Towards a new model of abstraction in software engineering

G. Kiczales
Proceedings 1991 International Workshop on Object Orientation in Operating Systems  
We now come to the decisive step of mathematical abstraction: we forget about what the symbols stand for... [The mathematician] need not be idle; there are many operations he can carry out with these symbols, without ever having to look at the things they stand for. Hermann Weyl, "The Mathematical Way of Thinking" (This appears at the beginning of the Building Abstractions With Data chapter of "Structure and Interpretation of Computer Programs" by Harold Abelson and Gerald Jay Sussman.) This is

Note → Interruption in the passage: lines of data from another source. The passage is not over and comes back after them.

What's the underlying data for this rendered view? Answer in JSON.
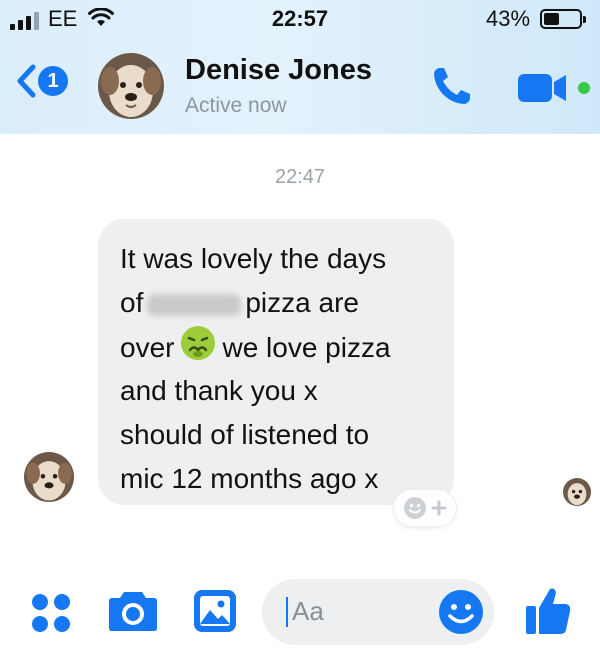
{
  "status_bar": {
    "carrier": "EE",
    "time": "22:57",
    "battery_percent": "43%",
    "battery_level": 0.43
  },
  "header": {
    "back_badge": "1",
    "contact_name": "Denise Jones",
    "contact_status": "Active now",
    "icons": [
      "back-chevron-icon",
      "phone-icon",
      "video-camera-icon"
    ],
    "accent_color": "#1677f2",
    "online_color": "#35c94a"
  },
  "conversation": {
    "timestamp": "22:47",
    "message": {
      "line1": "It was lovely the days",
      "line2_start": "of",
      "line2_end": "pizza are",
      "line3_start": "over",
      "line3_end": "we love pizza",
      "line4": "and thank you x",
      "line5": "should of listened to",
      "line6": "mic 12 months ago x",
      "emoji": "nauseated-face-emoji"
    }
  },
  "composer": {
    "placeholder": "Aa",
    "icons": [
      "apps-grid-icon",
      "camera-icon",
      "photo-gallery-icon",
      "smiley-icon",
      "thumbs-up-icon"
    ]
  }
}
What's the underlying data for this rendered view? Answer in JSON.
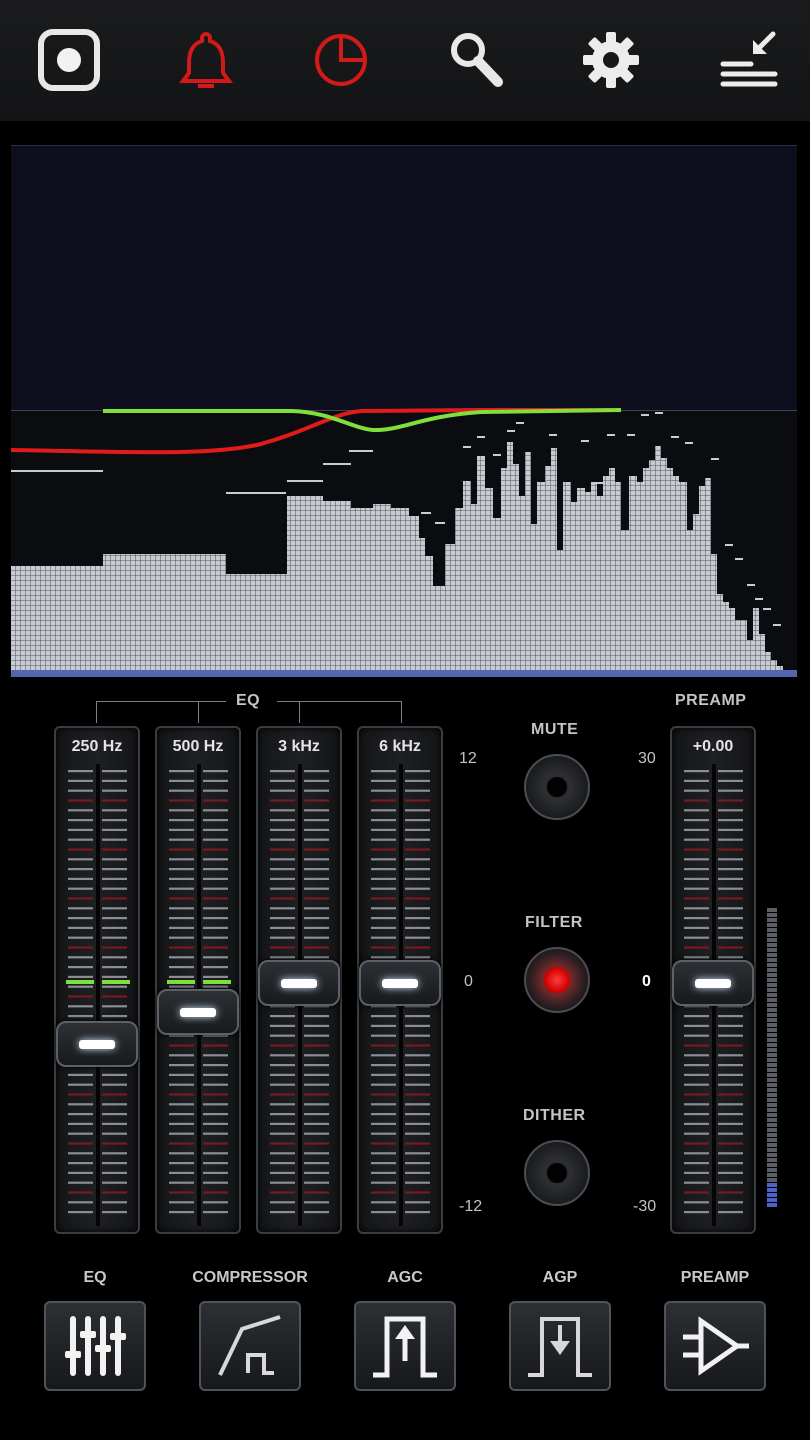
{
  "toolbar": {
    "icons": [
      "record-icon",
      "bell-icon",
      "timer-icon",
      "search-icon",
      "gear-icon",
      "collapse-icon"
    ],
    "accent_red": "#d31919"
  },
  "eq": {
    "label": "EQ",
    "bands": [
      {
        "label": "250 Hz",
        "gain_db": -2.5
      },
      {
        "label": "500 Hz",
        "gain_db": -1.2
      },
      {
        "label": "3 kHz",
        "gain_db": 0
      },
      {
        "label": "6 kHz",
        "gain_db": 0
      }
    ],
    "scale": {
      "max": "12",
      "mid": "0",
      "min": "-12"
    }
  },
  "toggles": {
    "mute": {
      "label": "MUTE",
      "on": false
    },
    "filter": {
      "label": "FILTER",
      "on": true
    },
    "dither": {
      "label": "DITHER",
      "on": false
    }
  },
  "preamp": {
    "label": "PREAMP",
    "value": "+0.00",
    "scale": {
      "max": "30",
      "mid": "0",
      "min": "-30"
    }
  },
  "modules": [
    {
      "label": "EQ",
      "icon": "sliders-icon"
    },
    {
      "label": "COMPRESSOR",
      "icon": "compressor-curve-icon"
    },
    {
      "label": "AGC",
      "icon": "agc-icon"
    },
    {
      "label": "AGP",
      "icon": "agp-icon"
    },
    {
      "label": "PREAMP",
      "icon": "amplifier-icon"
    }
  ],
  "colors": {
    "eq_curve": "#7fe03d",
    "filter_curve": "#e11b1b",
    "spectrum_bars": "#c9cbd2",
    "led_red": "#ff2020"
  }
}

more » ... an abridged version of a longer paper in preparation. The eventual goal is to present, to those outside of the reflection and meta-level architecturescommunity, the intuitions surroundingopen implementations and the use of meta-level architectures, particularly metaobject protocols, to achieve them. The view of abstraction on which software engineering is based does not support the reality of practice: it suggests that abstractions hide their implementation, whereas the evidence is that this is not generally possible. This discrepancy between our basic conceptual foundations and practice appears to be at the heart of a number of portability and complexity problems. Work on metaobject protocols suggests a new view, in which abstractions do expose their implementations, but do so in a way that makes a principled division between the functionality they provide and the underlying implementation. By resolving the discrepancy with practice, this new view appears to lead to simpler programs. It also has the potential to resolve important outstanding problems surround reuse, software building blocks, and high-level programming languages.
doi:10.1109/iwooos.1991.183036 fatcat:aptwt5fzd5gkvgtuy5ko6xashy